The plant control system determines which of the compound's blowers should work at which operating point at a given total load of the wastewater treatment plant. The AERsmart integrated control system distributes the volume flow to the individual machines in a way that ensures their efficiency levels are as optimised as possible. This enables the control system to react at an early stage to load changes with high wastewater volumes and high levels of contamination. The global control system can achieve energy savings of up to 15 percent. By using the state-of-the-art blower technology, plant operators can reduce aeration energy by up to 50 percent. However, the development of a coherent overall concept by the plant manufacturer is always the decisive factor.
In plant construction, flexibility is in demand
The energetic optimisation of aeration enables considerable reduction of a wastewater treatment plant's energy costs and emissions. Implementation is often difficult in practice, and especially in municipal institutions. Although investments in blower technology quickly pay for themselves thanks to the high efficiency gains, getting the funds released presents an obstacle to implementation.

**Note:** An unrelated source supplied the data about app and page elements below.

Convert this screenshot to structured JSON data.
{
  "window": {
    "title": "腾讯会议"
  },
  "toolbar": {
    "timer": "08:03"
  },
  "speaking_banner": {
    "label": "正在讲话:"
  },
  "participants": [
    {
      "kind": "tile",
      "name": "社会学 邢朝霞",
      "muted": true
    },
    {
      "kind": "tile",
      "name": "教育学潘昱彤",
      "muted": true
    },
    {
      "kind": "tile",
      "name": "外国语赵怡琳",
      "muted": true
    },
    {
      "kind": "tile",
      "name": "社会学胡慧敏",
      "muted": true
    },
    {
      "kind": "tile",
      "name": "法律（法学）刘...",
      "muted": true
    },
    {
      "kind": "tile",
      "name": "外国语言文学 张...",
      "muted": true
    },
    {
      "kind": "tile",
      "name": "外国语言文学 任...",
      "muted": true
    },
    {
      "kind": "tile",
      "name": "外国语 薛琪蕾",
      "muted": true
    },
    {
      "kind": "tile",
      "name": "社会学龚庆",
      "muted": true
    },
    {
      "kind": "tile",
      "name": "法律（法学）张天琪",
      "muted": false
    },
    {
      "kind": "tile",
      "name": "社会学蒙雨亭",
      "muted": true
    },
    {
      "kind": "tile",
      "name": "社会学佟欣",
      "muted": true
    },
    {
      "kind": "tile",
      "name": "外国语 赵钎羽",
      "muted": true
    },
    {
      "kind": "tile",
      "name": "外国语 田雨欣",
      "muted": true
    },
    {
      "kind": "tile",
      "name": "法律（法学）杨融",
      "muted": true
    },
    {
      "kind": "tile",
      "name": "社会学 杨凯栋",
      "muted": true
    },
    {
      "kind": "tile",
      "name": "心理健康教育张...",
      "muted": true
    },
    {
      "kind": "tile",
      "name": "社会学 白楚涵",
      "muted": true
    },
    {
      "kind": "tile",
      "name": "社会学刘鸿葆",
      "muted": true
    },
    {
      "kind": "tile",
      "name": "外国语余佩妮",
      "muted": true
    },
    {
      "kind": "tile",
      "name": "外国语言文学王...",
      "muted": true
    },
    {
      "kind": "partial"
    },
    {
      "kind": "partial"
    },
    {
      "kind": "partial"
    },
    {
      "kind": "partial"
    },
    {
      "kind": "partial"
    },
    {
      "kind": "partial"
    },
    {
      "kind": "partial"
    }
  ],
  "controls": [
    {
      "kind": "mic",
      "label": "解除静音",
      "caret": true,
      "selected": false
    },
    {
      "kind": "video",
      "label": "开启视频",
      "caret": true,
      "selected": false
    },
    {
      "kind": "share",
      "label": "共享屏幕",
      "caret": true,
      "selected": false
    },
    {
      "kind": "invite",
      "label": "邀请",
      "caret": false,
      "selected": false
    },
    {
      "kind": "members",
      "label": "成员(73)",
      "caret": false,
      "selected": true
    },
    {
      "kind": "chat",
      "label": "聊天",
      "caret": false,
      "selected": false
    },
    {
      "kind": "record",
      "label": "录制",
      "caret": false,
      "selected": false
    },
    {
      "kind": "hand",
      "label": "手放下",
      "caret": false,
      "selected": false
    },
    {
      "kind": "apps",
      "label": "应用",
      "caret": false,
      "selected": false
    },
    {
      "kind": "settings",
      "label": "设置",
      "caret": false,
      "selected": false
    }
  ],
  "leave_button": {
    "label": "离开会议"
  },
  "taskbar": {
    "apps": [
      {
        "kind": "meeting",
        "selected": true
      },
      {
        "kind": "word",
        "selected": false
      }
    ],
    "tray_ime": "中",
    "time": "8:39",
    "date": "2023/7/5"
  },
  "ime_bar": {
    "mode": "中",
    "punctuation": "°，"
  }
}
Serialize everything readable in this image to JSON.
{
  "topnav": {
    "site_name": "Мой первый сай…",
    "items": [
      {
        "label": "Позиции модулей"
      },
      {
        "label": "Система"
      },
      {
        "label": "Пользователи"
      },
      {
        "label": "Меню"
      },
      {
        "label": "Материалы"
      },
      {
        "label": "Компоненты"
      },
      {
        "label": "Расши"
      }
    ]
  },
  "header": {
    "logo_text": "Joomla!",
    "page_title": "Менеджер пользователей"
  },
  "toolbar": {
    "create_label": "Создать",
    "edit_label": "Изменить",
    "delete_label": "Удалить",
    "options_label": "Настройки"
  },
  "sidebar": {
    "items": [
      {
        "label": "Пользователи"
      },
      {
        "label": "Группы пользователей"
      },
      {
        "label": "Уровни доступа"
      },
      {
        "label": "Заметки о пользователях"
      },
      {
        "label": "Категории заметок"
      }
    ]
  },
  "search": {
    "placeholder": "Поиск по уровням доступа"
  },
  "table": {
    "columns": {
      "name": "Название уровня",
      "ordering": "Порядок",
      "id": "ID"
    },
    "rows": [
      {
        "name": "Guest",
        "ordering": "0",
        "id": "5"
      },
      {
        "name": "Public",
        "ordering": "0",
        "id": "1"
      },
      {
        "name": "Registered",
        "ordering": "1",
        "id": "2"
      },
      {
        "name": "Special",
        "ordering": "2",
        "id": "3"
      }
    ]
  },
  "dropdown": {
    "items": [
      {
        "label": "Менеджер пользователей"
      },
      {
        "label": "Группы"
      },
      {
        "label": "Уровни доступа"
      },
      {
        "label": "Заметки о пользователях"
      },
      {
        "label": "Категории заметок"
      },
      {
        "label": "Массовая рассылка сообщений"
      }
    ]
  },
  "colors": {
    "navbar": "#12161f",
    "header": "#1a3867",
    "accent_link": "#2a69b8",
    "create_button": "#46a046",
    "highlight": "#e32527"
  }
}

A blower station can often only be replaced by plant constructors as part of an already necessary replacement procurement. This makes Performance3 from AERZEN particularly flexible, meaning that all wastewater treatment plants can improve their energy efficiency. In addition to the latest blower technologies from the company's own portfolio, existing units from third-party manufacturers can also be integrated into the smart global control system. Of course, the control unit can also manage a single machine. Even system operators who are unable to completely replace the aeration unit in the medium term can thus achieve double-digit percentage improvements in energy efficiency.